### EXERCISE DIRECTIONS
In the listing, find every line that has the string "gebruiker" and copy it.

### DATA LISTING
::::
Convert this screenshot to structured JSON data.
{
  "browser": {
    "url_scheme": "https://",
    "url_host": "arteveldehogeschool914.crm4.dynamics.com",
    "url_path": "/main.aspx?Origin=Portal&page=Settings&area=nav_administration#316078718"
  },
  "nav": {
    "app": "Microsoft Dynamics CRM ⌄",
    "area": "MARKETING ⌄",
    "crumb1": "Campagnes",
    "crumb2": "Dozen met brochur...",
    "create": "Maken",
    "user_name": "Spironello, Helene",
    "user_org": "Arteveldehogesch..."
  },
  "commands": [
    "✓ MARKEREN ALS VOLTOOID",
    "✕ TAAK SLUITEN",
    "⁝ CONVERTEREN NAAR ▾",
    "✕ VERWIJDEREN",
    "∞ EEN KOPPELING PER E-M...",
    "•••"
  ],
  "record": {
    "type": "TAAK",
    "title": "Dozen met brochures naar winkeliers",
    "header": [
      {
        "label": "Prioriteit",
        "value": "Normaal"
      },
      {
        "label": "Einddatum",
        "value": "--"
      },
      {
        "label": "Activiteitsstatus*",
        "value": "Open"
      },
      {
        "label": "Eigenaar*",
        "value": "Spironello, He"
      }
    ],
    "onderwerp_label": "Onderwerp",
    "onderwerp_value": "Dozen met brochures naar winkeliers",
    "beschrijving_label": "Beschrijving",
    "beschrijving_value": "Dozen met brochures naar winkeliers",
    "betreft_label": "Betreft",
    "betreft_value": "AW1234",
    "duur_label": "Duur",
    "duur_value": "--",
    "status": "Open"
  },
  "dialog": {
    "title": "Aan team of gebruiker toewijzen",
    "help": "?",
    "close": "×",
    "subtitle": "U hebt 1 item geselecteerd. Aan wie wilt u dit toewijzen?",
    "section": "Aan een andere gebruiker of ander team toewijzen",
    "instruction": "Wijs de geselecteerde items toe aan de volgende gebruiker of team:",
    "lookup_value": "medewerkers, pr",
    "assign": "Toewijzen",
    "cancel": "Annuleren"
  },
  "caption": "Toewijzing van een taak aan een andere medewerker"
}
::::
### WRITTEN RESPONSE
    "title": "Aan team of gebruiker toewijzen",
    "section": "Aan een andere gebruiker of ander team toewijzen",
    "instruction": "Wijs de geselecteerde items toe aan de volgende gebruiker of team:",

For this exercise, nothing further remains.